Although uptake of combination antiretroviral therapy (cART) in people who inject drugs (PWID) infected with HIV has increased dramatically in the past decade, poor health outcomes including non-AIDS-related comorbidity and mortality in HIV-infected PWID on cART remains a significant public health problem. A crucial knowledge gap is a lack of the understanding about how injection drug use (IDU) impacts the course of HIV disease. Differences in gene regulation affected by IDU and non-adherence to cART are likely to affect the pharmacokinetics and pharmacodynamics of these treatments that may result in poor outcomes. Thus, there is an urgent need to identify genomic signatures for PWID and to link PWID-associated genomic signals to HIV outcomes in the context of cART exposure (i.e., levels in plasma). Our overall hypothesis is that PWID accrue DNA methylation (DNAm) and transcriptome variations that impact on health outcomes, and which may be explained in part by variability in cART exposure. This hypothesis is built on our previous findings showing that IDU significantly altered the blood DNA methylome in HIV-infected individuals. Furthermore, DNAm signatures associated with IDU differentiated less and greater HIV disease frailty. To test this hypothesis, our approach will first perform epigenome-wide DNAm association analysis and transcriptome-wide association analysis in HIV-infected PWID as compared to HIV-infected non-PWID who are treated with cART in two independent cohorts. Second, we will test the relationship between PWID-associated differentially methylated positions (DMP) or regions (DMR) and differential gene expression (DGE) on cART variability in plasma and also their relationships with HIV frailty and mortality. Last, we propose to integrate genetic variation (single nucleotide polymorphism [SNP]), DNAm, and gene expression that differs by HIV-infected PWID/non-PWID status. Our goal is to identify DMP or DMR and DGE between HIV-infected PWID and non-PWID in the context of cART and to apply epigenetic and transcriptomic signatures as biomarkers to predict HIV frailty and mortality. The application proposes the first integrative pharmacogenomic approach of genetic variants, epigenomic and transcriptomic associations for HIV-infected PWID in the context of cART. We expect to identify PWID- associated genes that can predict HIV cART treatment outcomes. The predictive model resulting from this project can inform biomarker identification for HIV outcomes. The proposal is the first step towards the understanding of pharmacogenomics and pharamcoepigenomics in PWID with HIV infection. The results will fill the knowledge gap of the biological basis of IDU effects on HIV outcomes and provide evidence to prioritize genes for future research of their functions in HIV progression.

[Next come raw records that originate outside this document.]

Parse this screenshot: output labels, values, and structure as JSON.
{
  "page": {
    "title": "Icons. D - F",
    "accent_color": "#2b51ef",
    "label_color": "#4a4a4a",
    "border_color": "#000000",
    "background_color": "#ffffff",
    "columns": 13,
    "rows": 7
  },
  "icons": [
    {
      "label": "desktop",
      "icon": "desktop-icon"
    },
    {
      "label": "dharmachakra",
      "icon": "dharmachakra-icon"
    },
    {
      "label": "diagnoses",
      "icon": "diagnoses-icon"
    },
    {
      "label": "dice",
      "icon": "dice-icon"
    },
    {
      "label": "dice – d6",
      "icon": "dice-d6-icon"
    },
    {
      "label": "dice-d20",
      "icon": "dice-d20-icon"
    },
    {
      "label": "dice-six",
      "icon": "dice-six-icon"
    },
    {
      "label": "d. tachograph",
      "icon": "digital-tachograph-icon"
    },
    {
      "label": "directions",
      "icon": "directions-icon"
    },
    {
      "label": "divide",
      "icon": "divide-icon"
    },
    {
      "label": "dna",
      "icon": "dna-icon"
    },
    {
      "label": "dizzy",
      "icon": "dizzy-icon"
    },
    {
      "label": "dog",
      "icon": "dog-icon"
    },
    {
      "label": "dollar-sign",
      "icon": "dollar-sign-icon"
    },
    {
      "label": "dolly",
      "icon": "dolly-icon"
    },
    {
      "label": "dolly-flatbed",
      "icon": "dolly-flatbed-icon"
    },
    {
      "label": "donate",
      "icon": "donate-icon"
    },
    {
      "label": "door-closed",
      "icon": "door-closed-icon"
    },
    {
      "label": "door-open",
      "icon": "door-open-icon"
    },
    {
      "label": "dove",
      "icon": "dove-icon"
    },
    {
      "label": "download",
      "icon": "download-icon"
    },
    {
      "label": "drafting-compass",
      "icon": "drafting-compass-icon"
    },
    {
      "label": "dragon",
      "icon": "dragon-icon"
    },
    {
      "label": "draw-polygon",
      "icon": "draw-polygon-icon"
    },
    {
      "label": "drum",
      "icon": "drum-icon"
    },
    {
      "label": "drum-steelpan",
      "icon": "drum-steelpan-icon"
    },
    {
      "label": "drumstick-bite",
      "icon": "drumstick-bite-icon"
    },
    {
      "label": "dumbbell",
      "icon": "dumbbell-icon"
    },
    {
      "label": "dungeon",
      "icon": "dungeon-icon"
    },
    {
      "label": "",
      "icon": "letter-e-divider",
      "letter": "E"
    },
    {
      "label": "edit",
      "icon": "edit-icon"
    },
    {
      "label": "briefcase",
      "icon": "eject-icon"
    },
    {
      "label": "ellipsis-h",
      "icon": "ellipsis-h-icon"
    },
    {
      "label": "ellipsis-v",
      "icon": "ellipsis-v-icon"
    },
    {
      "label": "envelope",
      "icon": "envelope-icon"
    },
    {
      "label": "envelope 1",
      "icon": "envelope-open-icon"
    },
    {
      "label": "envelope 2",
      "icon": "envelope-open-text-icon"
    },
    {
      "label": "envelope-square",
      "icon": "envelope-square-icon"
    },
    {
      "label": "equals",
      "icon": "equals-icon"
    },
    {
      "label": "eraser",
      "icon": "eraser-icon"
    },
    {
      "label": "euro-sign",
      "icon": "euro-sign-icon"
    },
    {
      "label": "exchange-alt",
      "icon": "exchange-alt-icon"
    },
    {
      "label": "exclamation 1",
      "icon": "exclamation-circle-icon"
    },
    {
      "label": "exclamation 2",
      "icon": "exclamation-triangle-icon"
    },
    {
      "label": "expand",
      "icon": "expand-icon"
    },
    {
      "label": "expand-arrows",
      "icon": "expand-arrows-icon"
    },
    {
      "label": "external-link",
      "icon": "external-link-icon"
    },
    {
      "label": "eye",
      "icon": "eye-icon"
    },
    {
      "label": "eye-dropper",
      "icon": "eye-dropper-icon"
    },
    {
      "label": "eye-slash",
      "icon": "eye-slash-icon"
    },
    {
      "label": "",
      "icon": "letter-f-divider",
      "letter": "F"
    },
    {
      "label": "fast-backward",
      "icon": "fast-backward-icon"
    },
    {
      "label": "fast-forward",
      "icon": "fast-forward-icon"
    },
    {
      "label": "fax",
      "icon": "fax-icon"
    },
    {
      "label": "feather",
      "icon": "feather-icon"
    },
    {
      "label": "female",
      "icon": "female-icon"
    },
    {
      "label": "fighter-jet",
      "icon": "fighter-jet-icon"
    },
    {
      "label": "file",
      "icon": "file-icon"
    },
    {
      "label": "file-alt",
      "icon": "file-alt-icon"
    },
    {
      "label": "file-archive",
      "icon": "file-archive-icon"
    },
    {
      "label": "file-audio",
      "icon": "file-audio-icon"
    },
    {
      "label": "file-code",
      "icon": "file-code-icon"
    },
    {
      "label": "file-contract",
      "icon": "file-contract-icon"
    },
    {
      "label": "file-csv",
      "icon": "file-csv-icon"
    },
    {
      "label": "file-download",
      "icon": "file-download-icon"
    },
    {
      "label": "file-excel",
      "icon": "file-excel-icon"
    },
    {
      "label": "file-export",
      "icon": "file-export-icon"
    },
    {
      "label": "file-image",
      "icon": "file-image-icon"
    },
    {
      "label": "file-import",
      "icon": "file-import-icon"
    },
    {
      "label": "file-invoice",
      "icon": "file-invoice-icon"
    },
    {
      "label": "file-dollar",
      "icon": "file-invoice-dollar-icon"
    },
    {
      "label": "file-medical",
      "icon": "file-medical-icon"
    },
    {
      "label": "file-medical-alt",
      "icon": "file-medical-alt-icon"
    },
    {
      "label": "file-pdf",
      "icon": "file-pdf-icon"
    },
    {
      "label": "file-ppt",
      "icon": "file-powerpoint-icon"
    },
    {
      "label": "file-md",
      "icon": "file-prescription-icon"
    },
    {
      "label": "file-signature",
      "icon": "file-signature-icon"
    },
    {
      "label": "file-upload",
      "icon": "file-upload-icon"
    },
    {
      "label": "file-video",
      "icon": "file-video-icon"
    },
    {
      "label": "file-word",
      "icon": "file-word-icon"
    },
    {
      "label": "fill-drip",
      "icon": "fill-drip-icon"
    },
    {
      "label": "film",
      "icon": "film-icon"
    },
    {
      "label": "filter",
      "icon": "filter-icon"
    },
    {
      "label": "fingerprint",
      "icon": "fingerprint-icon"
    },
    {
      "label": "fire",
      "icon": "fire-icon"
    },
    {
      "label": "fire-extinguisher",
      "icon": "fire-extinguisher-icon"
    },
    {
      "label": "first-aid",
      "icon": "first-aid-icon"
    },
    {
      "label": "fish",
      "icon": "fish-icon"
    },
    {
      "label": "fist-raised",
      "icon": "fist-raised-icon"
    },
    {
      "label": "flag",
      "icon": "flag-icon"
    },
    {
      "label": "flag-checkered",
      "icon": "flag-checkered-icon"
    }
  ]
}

Public Health Relevance

People who inject drug use infected with HIV have high medical comorbidity and poor health outcomes despite the availability of combination anti-retroviral therapy. Our integrative pharmacogenomic approach aims to define a set of genes associated with HIV-infected injection drug use and anti-retroviral therapy that predict HIV outcomes. Our work will generate not only knowledge about how injection drug use perturbs the HIV- infected host epigenome and transcriptome, but also potential biomarkers to predict individual HIV outcomes in the context of combination antiretroviral therapy.

National Institute of Health (NIH)

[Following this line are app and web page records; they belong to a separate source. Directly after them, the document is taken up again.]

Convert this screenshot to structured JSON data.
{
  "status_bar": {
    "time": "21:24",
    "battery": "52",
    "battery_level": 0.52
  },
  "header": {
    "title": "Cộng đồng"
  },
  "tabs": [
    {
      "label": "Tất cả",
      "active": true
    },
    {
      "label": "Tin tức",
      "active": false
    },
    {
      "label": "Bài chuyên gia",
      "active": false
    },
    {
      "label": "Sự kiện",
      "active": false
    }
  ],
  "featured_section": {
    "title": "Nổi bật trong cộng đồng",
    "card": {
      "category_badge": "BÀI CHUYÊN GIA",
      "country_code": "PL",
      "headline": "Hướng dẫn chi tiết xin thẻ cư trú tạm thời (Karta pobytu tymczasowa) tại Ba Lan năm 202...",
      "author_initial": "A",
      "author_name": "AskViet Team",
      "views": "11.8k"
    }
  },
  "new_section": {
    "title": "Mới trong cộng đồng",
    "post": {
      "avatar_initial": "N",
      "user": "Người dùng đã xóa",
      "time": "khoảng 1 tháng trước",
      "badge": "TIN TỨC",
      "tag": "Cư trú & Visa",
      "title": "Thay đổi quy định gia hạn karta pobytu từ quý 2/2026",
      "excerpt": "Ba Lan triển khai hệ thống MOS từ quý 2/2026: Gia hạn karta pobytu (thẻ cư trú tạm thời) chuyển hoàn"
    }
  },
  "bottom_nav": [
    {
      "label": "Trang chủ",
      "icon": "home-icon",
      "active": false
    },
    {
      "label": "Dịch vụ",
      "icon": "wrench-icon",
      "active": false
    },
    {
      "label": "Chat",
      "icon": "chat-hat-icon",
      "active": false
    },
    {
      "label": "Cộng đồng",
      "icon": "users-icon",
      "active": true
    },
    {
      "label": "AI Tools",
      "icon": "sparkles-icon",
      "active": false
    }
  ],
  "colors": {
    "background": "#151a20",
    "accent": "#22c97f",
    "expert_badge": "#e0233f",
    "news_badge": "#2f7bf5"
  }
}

National Institute on Drug Abuse (NIDA)
Research Project (R01)
Project #
Application #
Study Section
Special Emphasis Panel (ZDA1)
Program Officer
Pollock, Jonathan D
Project Start
Project End
Budget Start
Budget End
Support Year
Fiscal Year
Total Cost
Indirect Cost
Yale University
Schools of Medicine
New Haven
United States
Zip Code